Letters to the Editor: Nurses Play Vital Role in Aging-in-Place
I am discouraged that nurses and healthcare professionals in general are not mentioned in your Oct. 20 article, "Aging-in-Place Market a Bright Spot for Housing."
I have been a registered nurse for 25 years, have a real estate license and have personally cared for family members in my home and theirs. My hospital experience has involved care-giving for patients during 12-hour days and night shifts, and the occupational therapists who came to visit stayed only 30 minutes, maybe twice daily during the hours of 9 to 5. Nurses often prepared these patients for their therapy visits, making sure they were up in the chair, bathed and fed. My home health experience was similar and when the patient was sick or not feeling well, nurses kept their appointments, but therapy visits were cancelled.
Though I appreciate and respect the knowledge of occupational therapists, I think it is faulty to assume that they are the only ones equipped to assess the home environment and suggest modifications that allow aging-in-place.
CAPS-trained professionals with a healthcare background play a vital role alongside building industry professionals, and working together with them can change the way we think about housing.
Lisa Childs, RN/CAPS
Home Transitions, Inc.
A False Impression About Fire Sprinklers
As a small builder in the Philadelphia area I was very disappointed to hear the way that mandatory fire sprinklers were passed for inclusion in the 2009 International Residential Code ("IRC 2009 Code Brings Changes in How Homes Will Be Built," Oct. 20).
I am all for safety and building it into the home, and I do not want to put profit above human lives.
I have built homes with and without fire sprinklers and feel that sometimes people have the wrong impression about them. I have been told by customers that they believe their house won't burn because they have them, and we all know that is not true; like smoke detectors, sprinklers buy time to get out of the house.
I also want to report first-hand that we are paying about $2.75 a square foot for city water sprinklers and almost $4.00 for well water. This cost does not include the extra and separate water service from the city at about $1,500. They need to have this second service so they can shut the domestic off if you don’t pay your bill and leave the fire on.
These are tough times for the building industry and who knows what it will be like in 2011 when the sprinklers will be required? I can’t get people to pay for extra insulation let alone tell them we have to add $12,000 to the cost of their home for sprinklers.

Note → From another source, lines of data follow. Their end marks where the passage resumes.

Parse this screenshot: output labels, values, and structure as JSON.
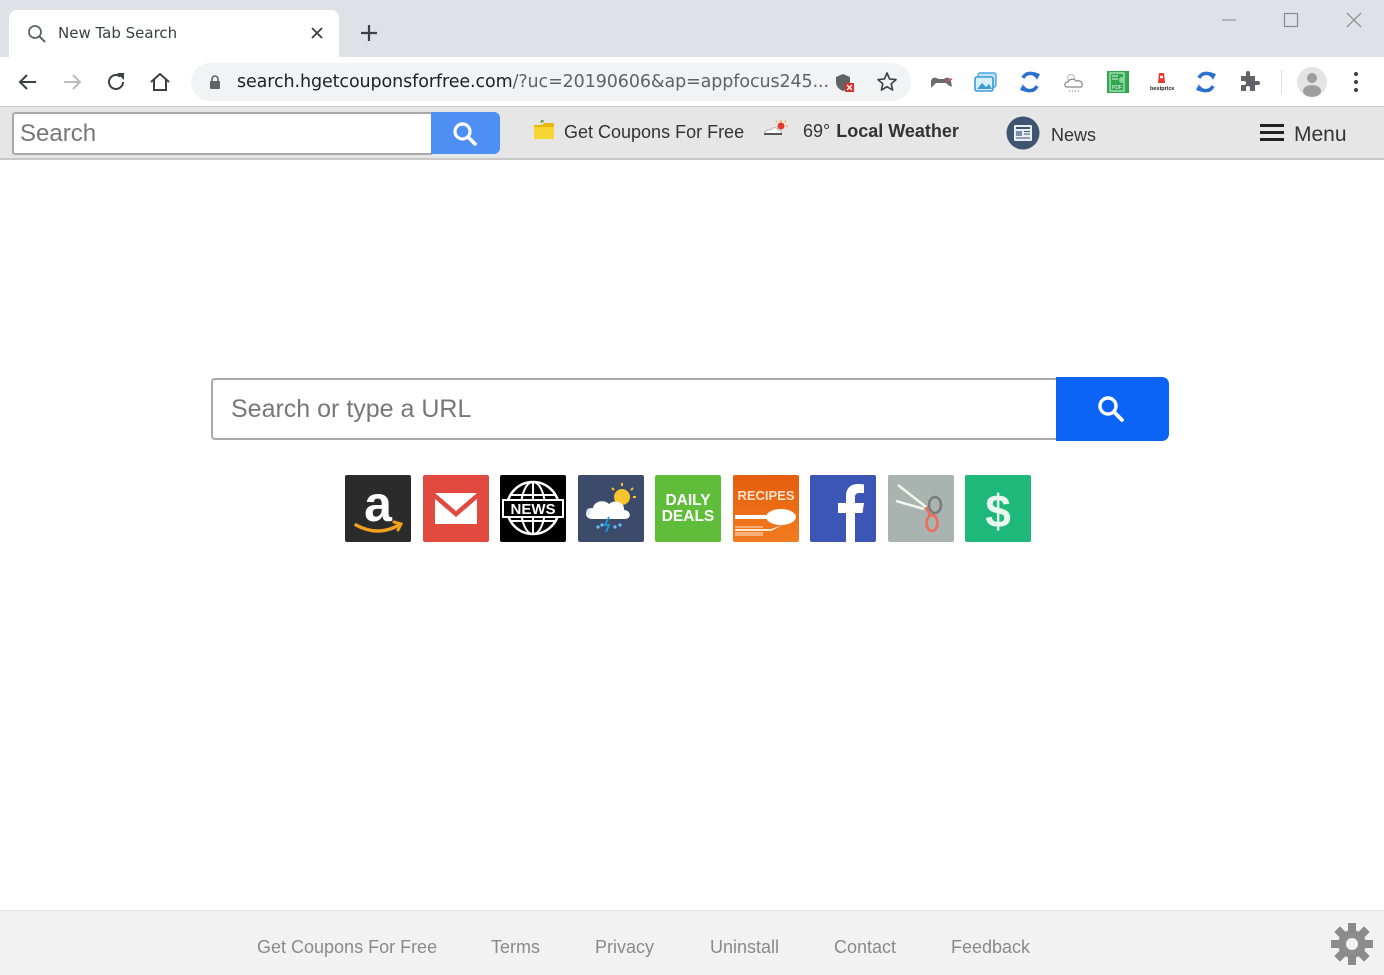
{
  "browser": {
    "tab": {
      "title": "New Tab Search",
      "icon": "search-icon"
    },
    "new_tab_icon": "plus-icon",
    "window_controls": [
      "minimize-icon",
      "maximize-icon",
      "close-icon"
    ],
    "nav": [
      "back-icon",
      "forward-icon",
      "reload-icon",
      "home-icon"
    ],
    "address": {
      "host": "search.hgetcouponsforfree.com",
      "path": "/?uc=20190606&ap=appfocus245...",
      "security_icon": "lock-icon"
    },
    "extensions": [
      "gamepad-icon",
      "photos-icon",
      "sync-icon",
      "weather-icon",
      "pdf-icon",
      "bestprice-icon",
      "sync-icon",
      "puzzle-icon"
    ],
    "bestprice_label": "bestprice",
    "pdf_label": "PDF"
  },
  "ext_toolbar": {
    "search_placeholder": "Search",
    "links": {
      "coupons": "Get Coupons For Free",
      "weather_temp": "69°",
      "weather_label": "Local Weather",
      "news": "News"
    },
    "menu_label": "Menu"
  },
  "main": {
    "search_placeholder": "Search or type a URL",
    "tiles": [
      {
        "name": "amazon",
        "label": "a",
        "color": "#2b2b2b"
      },
      {
        "name": "gmail",
        "label": "",
        "color": "#e24a3f"
      },
      {
        "name": "news",
        "label": "NEWS",
        "color": "#000000"
      },
      {
        "name": "weather",
        "label": "",
        "color": "#3c4b6a"
      },
      {
        "name": "daily-deals",
        "label_line1": "DAILY",
        "label_line2": "DEALS",
        "color": "#5fbd39"
      },
      {
        "name": "recipes",
        "label": "RECIPES",
        "color": "#e8620f"
      },
      {
        "name": "facebook",
        "label": "f",
        "color": "#3b56b5"
      },
      {
        "name": "coupons",
        "label": "",
        "color": "#a9b4b1"
      },
      {
        "name": "money",
        "label": "$",
        "color": "#1db87a"
      }
    ]
  },
  "footer": {
    "links": [
      "Get Coupons For Free",
      "Terms",
      "Privacy",
      "Uninstall",
      "Contact",
      "Feedback"
    ],
    "settings_icon": "gear-icon"
  },
  "colors": {
    "ext_search_button": "#4d8ff2",
    "main_search_button": "#0b64f5"
  }
}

I feel this is a case of just another group trying to make a large profit from regulation that is not needed.
Edward F. Moser
The Moser Group